* WORK INSTRUCTIONS *
Would you copy out each line of the records below that includes the word "areas"?

(Dataset entries)
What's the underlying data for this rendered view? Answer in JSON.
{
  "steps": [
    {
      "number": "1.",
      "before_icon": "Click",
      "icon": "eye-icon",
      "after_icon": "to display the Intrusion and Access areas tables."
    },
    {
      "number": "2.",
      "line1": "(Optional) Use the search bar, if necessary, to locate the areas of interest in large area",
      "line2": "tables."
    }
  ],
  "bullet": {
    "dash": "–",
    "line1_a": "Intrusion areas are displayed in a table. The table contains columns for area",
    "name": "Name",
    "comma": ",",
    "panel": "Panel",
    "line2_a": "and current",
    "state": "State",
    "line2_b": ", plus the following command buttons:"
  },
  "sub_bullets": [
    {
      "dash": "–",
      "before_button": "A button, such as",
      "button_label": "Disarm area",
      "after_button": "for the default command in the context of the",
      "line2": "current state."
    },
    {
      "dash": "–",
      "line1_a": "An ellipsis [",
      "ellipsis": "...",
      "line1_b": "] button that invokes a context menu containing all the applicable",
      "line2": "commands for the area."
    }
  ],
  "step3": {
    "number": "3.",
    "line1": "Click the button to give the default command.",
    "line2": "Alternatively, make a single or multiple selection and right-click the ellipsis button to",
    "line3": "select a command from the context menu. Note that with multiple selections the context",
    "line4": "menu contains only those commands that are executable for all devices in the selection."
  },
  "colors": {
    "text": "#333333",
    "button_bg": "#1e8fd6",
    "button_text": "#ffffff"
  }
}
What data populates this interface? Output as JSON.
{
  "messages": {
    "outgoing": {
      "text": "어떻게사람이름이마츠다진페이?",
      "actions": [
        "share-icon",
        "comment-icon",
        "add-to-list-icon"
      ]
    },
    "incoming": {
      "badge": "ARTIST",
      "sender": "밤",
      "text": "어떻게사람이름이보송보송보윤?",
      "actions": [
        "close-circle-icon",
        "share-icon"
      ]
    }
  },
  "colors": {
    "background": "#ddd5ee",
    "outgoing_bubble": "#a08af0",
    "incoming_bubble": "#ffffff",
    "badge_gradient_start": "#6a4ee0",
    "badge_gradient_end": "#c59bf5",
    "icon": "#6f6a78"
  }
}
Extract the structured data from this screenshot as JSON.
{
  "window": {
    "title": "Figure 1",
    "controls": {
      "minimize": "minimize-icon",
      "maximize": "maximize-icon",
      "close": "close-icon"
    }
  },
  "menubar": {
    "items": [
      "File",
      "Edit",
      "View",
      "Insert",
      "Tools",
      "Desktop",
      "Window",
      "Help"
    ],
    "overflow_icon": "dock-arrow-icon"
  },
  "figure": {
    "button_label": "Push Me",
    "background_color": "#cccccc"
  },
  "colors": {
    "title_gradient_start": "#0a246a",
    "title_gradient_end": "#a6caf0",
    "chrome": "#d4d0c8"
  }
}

* RESPONSE TO THIS EXERCISE *
      "after_icon": "to display the Intrusion and Access areas tables."
      "line1": "(Optional) Use the search bar, if necessary, to locate the areas of interest in large area",
    "line1_a": "Intrusion areas are displayed in a table. The table contains columns for area",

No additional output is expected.